it makes me sad that libraries still institute the 'hush rule.' i know that the multnomah county libraries dropped the rule years ago and i hope other libraries follow. the result is not what you'd expect- there are no children running around wild and yelling. there aren't any upset patrons. it's all still very calm and peaceful. the difference is that there's often a gentle hum of children's noises coming from the children's area. if a child acts up, the parents deal with it, but they're certainly not expected to leave or 'hush' their child up.

Aly sun said...

This reminds me I need to reserve some books online. What a great service. They probably came up with it so little children wouldn't have the opportunity to take books off the shelf or, my children's favorite, push the books to the very back of the shelf. I just want to read the back of the book! Please. Parking tickets and late fees. You crack me up. It's SO true. Nothing in life is free.

Kari said...

Our local library is about the size of my living room, so there is no "quiet part". We are often the only ones there and I am friends with the librarian.

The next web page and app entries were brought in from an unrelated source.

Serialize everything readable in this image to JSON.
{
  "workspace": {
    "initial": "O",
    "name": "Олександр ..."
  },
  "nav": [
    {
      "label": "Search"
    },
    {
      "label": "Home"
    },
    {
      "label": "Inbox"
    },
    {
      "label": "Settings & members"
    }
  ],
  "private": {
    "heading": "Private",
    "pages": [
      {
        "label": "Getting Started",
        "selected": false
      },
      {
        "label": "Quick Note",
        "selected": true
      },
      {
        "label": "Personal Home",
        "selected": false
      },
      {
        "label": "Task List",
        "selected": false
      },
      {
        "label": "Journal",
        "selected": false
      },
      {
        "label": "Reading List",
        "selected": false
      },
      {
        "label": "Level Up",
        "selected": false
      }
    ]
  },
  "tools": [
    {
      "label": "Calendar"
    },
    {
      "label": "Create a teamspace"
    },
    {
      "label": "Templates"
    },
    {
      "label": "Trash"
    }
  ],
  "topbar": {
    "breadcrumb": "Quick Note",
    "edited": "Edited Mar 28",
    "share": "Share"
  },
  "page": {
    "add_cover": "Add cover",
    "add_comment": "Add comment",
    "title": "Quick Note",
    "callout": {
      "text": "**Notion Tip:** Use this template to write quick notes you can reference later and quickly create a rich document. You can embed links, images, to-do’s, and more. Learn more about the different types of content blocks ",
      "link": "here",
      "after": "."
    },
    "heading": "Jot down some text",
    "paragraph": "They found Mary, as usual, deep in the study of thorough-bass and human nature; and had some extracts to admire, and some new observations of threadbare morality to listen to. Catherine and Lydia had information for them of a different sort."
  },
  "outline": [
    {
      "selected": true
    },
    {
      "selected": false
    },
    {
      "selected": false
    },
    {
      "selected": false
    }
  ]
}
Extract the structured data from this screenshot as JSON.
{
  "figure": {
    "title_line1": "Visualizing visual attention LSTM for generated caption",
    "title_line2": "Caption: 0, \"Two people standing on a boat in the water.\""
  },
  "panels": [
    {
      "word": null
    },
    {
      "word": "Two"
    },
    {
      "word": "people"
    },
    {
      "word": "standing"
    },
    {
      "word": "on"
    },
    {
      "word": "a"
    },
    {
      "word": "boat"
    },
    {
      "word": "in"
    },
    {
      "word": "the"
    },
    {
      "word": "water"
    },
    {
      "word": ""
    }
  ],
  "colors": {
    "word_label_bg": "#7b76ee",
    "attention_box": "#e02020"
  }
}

Once in awhile we go to the BIG library in town, and the kids seem to do pretty well...no discovery room though, just a computer with dora games. however they are participating in a monthly bookclub, where they talk about a book they all read (bunnicula and the missing fudge this month) make a craft and eat a snack (probably fudge this month)
I TOTALLY love browsing on line and regularly have large piles of books waiting for me. the library is at the park, no parking meters and we often follow our visit with a few runs on the slide.(I try to walk a couple of laps)

Kari said...

oh! and the best part, our library system does not have late fees on children's books!! I also love the online renewal!!

kushtia said...


Sherri said...

I want to read those books too!
I often forget about the amazing opportunities of online library browsing.

Alicia said...

I haven't mastered the skill of getting Karis to pick out books. All she wants to do is talk on the telephones in the kids area. Once we arrive,I quickly navigate up the stairs so I don't have to worry about keeping her quiet. By the way, the nice thing about the evening Bedtime Storytime is that the meters are free at that time of day. By the way, it's Tuesday again, and we'll be there tonight if you want to join us. We try to make it most weeks. Happy book hunting.